:: Recorded data ::
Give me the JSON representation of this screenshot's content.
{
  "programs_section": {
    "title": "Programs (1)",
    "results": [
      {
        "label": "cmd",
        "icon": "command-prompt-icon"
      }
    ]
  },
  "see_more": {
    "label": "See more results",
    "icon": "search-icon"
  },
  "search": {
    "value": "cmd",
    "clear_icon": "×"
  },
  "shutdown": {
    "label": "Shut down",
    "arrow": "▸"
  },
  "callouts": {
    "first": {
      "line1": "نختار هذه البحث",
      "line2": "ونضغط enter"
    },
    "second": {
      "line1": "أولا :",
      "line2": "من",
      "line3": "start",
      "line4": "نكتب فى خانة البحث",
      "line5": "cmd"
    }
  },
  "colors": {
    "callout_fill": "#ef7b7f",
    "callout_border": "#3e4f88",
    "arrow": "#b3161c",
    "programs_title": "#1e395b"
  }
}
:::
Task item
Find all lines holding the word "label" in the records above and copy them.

Solution to this exercise
        "label": "cmd",
    "label": "See more results",
    "label": "Shut down",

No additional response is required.